Does any of this matter? Jennifer Sykes, a CFI research analyst who helped conduct the study, thinks so. "It's an example of how corporate money is pushing itself into politics," she said. "The idea behind having a host committee is that you're promoting the city that's hosting the convention. Instead, we're seeing promises being made for political access and money coming from out-of-state sources."

The Federal Election Commission and Internal Revenue Service have permitted a vast expansion of host committee fundraising, arguing that since these organizations are nonpartisan "charities" or "business leagues," contributing to them does not present an issue of potential corruption or appearance of corruption. But CFI's investigation claims that federal and other elected officials, their financiers and party operatives are seeking largely corporate money to fund the conventions.

"The realty of fundraising for the Denver and Minneapolis-St. Paul conventions is that the party holding the convention and its local host committee look very much alike," the report says. "And with regard to spending, the party convention committee and the host committee simply meld into each other."

Although complete information is lacking on the amounts of pledges or contributions to host committees, a number of companies have publicly noted their commitments.

According to CFI, the largest ones are: Qwest Communications ($6 million for both conventions), Comcast ($5 million for Democrats), Xcel Energy ($2.25 million for Democrats and $1.2 million for Republicans), United Health Group ($1.5 million for Republicans), Union Pacific ($1 million for Democrats), Brownstein Hyatt Farber Schreck (more than $1 million for Democrats), Molson Coors Brewing ($1 million for Democrats), and St. Jude Medical ($1 million for Republicans).

Leaders of both parties are complicit, said Stephen Weissman, CFI's associate director for policy, and elected officials are not entirely clean, either.

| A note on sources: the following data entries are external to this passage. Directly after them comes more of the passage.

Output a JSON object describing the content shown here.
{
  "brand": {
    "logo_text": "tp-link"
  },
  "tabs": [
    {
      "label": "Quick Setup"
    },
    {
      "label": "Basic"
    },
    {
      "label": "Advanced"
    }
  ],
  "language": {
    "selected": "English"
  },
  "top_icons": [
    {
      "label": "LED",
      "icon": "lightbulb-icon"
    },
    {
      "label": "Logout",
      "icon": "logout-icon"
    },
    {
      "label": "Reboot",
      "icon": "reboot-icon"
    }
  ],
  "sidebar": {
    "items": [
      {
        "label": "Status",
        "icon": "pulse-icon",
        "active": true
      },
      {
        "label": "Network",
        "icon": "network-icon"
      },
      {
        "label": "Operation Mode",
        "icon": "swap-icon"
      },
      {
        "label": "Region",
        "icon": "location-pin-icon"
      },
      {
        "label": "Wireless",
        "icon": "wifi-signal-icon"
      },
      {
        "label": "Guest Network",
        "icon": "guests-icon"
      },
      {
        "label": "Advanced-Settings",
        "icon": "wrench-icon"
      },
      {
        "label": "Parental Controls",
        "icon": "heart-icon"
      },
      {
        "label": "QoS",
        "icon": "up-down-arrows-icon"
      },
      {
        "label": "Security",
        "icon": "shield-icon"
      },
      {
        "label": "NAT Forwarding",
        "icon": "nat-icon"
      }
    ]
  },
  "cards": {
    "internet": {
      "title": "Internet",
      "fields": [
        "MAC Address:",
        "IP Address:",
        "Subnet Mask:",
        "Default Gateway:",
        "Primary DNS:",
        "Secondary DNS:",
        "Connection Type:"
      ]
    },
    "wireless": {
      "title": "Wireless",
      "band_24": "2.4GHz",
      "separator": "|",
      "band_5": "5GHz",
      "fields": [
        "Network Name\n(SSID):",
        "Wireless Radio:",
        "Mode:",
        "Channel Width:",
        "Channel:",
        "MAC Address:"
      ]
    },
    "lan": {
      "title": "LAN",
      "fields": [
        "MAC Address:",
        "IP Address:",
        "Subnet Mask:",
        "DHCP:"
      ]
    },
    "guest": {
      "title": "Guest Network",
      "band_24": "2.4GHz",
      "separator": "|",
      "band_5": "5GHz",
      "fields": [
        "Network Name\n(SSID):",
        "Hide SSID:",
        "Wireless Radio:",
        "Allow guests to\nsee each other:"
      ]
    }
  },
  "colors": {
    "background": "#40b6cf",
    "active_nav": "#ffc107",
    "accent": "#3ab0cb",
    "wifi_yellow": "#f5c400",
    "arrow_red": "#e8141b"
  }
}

Take Minnesota's two top Republicans, Sen. Norm Coleman and Gov. Tim Pawlenty -- a McCain supporter and campaign co-chairman (and possible running mate) who is also a co-host of the Republican convention. Pawlenty and Coleman have been seeking funds from corporations on behalf of the convention organizers, offering golf outings and private dinners with GOP leaders. Republicans hope to raise about $58 million, and they say they're likely to meet that goal.

Meanwhile, facing a possible $15 million shortfall of their $41 million fundraising goal, Democrats are frantically trying to solicit cash. The host committee has already had to cancel 24 receptions and postpone a media walkthrough of the convention site.

The New York Times first reported that the Denver host committee sent out brochures offering companies access to 232 representatives, 51 senators and 28 governors in a "once in a lifetime" opportunity. And the higher the donation, the sweeter the benefits, including passes to hospitality suites and private functions hosted by Sen. Ken Salazar, Gov. Bill Ritter, Colorado congressmen and other top Democrats.

"The 2008 Democratic National Convention will bring together a unique group of business leaders, high-level lawmakers, members of the national and international media and prominent academics," the brochure says. "This is a rare opportunity to play a leadership role in a substantive discussion on timely issues affecting your industry with company executives, scholars, elected officials and members of the media."

As Denver political analyst Floyd Ciruli told the Wall Street Journal recently, "This is beginning to be a political embarrassment."